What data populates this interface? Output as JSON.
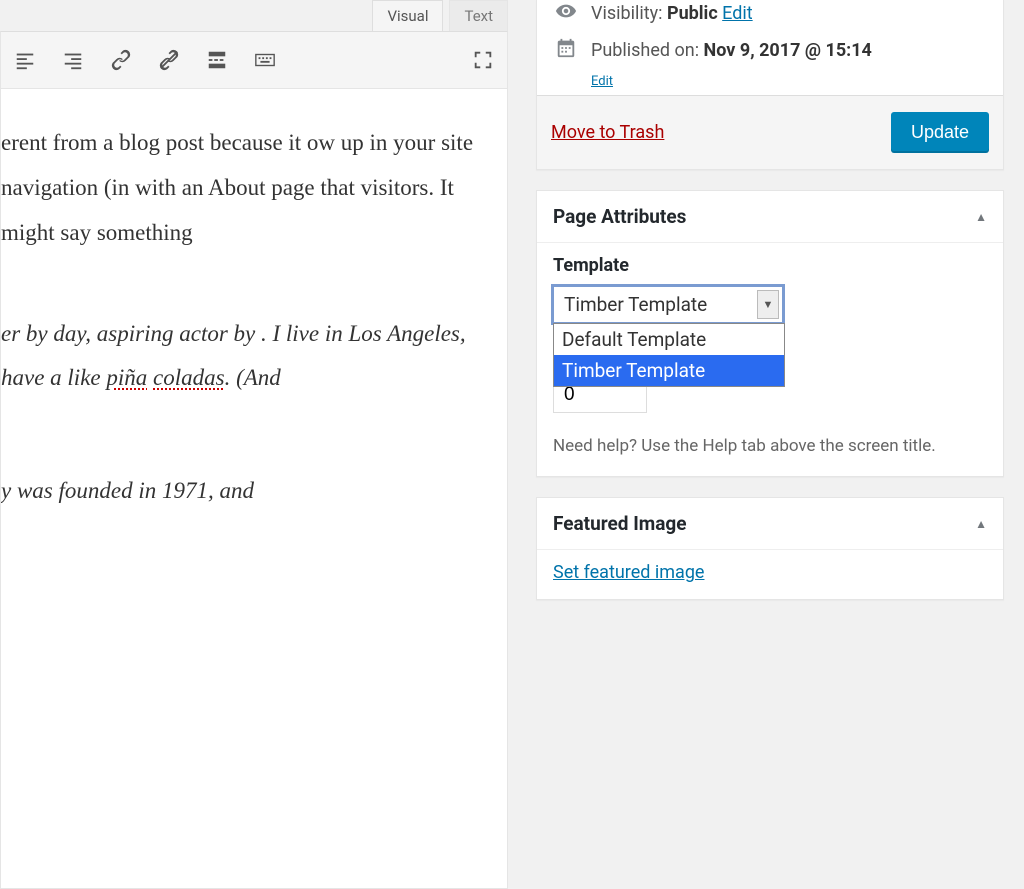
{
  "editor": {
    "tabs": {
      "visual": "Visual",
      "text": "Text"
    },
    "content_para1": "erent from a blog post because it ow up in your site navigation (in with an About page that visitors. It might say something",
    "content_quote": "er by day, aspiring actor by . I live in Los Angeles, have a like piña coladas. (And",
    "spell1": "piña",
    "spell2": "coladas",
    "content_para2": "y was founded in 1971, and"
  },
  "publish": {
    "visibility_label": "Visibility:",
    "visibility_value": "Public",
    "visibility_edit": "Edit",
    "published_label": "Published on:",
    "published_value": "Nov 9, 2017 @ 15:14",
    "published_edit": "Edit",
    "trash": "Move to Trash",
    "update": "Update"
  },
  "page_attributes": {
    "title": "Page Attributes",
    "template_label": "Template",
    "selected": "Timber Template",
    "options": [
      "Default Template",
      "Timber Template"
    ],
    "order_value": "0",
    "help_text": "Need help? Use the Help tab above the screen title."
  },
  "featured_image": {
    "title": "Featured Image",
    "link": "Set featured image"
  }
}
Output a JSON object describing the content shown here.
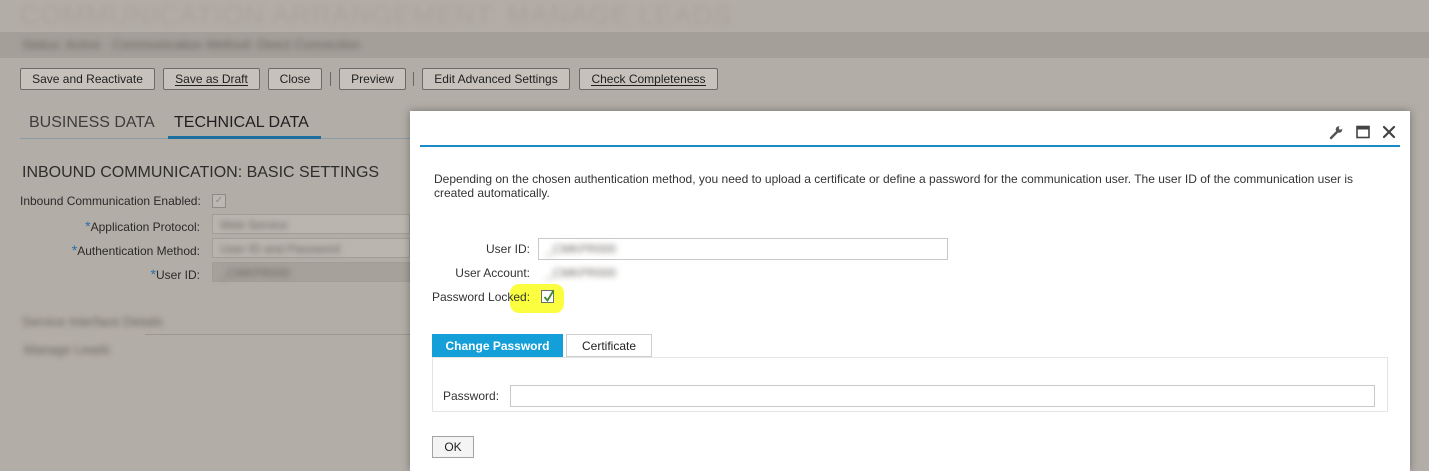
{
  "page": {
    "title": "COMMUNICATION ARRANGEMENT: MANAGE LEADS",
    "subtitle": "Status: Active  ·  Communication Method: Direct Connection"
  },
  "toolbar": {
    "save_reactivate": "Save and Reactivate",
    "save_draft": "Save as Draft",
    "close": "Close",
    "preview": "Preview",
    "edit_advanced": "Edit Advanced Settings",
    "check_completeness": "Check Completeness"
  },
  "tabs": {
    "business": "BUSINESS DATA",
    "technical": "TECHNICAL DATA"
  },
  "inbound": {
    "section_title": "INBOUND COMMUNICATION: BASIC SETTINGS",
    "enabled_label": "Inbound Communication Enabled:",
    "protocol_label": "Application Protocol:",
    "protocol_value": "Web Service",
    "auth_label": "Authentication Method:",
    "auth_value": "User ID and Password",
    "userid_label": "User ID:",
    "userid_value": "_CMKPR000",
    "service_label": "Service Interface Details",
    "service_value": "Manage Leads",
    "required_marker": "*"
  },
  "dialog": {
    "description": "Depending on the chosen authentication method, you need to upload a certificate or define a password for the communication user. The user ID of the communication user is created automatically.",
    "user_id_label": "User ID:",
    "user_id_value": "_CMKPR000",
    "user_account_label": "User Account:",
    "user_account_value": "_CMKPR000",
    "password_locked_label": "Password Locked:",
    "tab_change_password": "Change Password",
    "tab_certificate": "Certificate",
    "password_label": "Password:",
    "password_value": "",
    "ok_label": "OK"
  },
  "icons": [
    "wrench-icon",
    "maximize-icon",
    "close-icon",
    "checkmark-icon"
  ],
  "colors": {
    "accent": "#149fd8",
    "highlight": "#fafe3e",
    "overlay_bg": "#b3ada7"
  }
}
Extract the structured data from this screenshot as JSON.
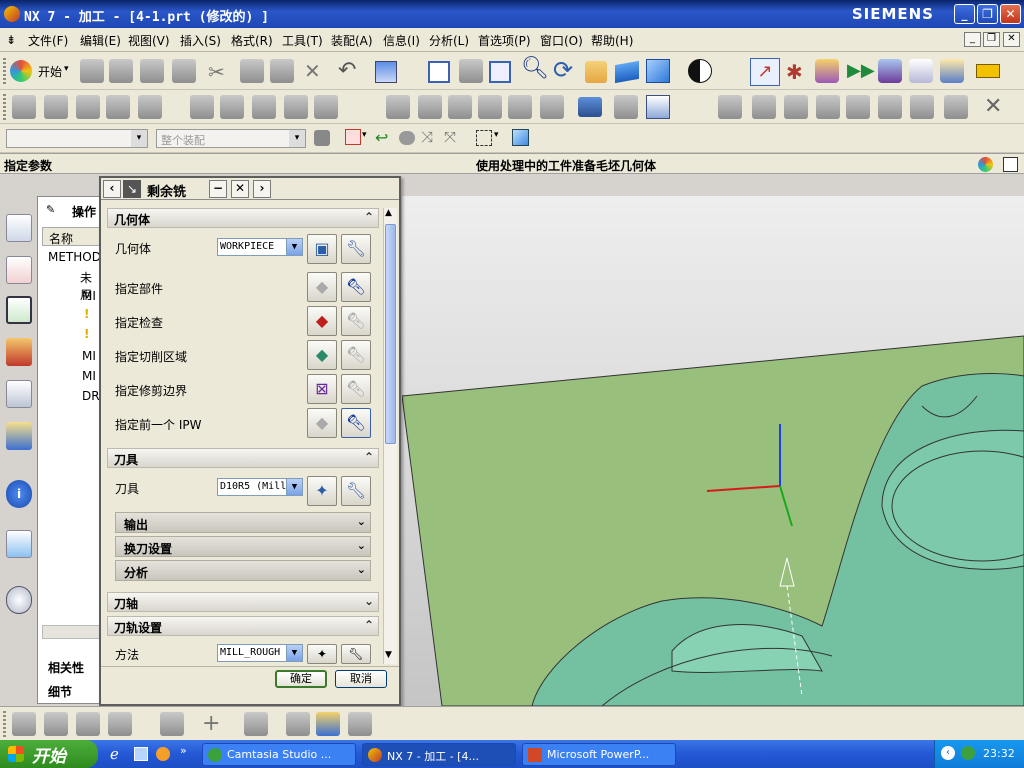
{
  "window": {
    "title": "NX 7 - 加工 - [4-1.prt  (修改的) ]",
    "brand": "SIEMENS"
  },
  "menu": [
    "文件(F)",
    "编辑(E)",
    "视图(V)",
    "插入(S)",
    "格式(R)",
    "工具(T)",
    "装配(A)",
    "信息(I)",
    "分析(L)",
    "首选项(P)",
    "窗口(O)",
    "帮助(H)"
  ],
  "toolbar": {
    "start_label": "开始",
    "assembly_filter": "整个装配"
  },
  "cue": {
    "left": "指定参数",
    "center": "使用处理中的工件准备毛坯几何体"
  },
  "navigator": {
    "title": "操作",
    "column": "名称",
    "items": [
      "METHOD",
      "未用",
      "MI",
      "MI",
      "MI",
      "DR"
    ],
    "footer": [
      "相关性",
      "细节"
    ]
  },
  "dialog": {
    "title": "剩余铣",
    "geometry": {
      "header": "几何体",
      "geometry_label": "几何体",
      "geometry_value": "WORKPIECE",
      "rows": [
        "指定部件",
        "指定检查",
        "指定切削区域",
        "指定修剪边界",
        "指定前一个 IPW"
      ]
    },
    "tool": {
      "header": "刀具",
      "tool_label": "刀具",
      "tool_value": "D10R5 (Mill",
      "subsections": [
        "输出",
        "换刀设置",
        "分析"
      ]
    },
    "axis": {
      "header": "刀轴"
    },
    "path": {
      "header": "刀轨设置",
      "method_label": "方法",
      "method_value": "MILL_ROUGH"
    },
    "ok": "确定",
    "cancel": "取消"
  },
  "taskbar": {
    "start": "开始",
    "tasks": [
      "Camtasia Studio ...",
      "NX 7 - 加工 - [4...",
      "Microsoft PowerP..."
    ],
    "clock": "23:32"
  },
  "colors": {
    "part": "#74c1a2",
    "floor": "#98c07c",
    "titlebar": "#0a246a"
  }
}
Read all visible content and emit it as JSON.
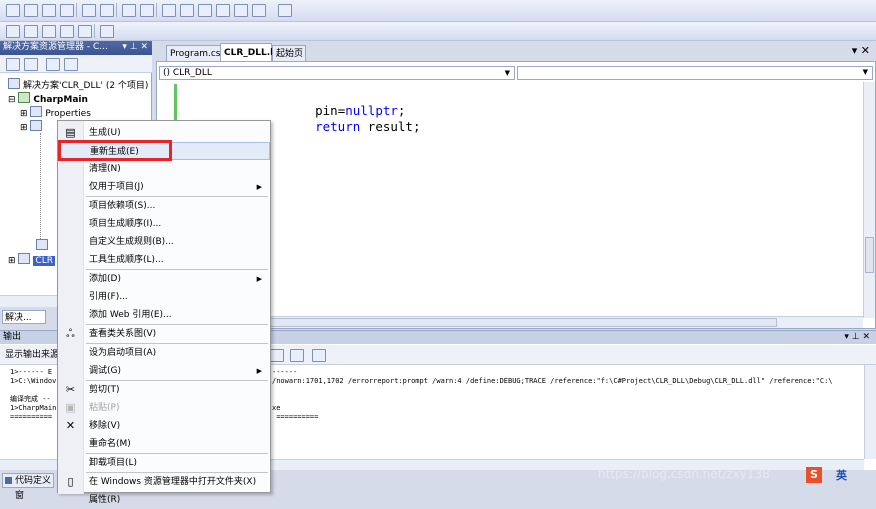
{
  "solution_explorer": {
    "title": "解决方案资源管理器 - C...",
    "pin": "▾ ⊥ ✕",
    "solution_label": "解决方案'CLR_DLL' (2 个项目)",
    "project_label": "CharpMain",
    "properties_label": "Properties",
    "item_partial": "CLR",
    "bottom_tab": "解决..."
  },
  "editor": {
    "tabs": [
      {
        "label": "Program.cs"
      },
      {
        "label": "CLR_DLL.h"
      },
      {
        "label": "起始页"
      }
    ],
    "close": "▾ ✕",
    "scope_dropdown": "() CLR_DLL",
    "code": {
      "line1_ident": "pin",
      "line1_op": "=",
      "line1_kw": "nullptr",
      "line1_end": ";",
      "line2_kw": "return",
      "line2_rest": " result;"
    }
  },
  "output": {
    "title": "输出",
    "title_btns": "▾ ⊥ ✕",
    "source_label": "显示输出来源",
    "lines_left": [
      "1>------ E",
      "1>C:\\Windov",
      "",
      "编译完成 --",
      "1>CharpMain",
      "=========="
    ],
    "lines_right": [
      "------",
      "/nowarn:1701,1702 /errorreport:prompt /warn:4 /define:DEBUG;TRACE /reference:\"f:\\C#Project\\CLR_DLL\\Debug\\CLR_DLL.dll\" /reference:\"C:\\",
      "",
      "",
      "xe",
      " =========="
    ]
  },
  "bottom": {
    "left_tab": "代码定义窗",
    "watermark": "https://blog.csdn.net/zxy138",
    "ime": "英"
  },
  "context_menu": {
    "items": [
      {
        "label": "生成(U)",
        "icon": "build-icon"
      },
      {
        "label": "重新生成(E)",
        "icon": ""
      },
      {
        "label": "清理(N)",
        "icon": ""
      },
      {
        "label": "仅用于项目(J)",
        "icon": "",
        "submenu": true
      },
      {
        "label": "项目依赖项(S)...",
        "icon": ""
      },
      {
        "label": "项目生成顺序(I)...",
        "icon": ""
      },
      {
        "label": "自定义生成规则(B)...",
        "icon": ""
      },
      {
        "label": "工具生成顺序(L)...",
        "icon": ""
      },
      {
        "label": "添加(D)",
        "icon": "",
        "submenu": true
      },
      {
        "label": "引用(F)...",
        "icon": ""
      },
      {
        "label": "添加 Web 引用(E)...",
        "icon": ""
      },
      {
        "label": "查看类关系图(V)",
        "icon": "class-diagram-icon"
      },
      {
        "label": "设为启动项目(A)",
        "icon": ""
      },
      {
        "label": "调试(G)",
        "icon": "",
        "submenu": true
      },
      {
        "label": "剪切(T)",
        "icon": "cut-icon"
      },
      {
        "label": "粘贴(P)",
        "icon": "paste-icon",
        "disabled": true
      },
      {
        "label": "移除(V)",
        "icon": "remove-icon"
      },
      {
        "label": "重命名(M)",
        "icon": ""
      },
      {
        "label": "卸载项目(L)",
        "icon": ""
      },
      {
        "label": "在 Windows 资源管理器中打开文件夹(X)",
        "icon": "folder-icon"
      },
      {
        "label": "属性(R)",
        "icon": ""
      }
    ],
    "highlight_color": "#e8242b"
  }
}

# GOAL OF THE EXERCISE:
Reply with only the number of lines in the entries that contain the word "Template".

# RESULT OF THIS EXERCISE:
4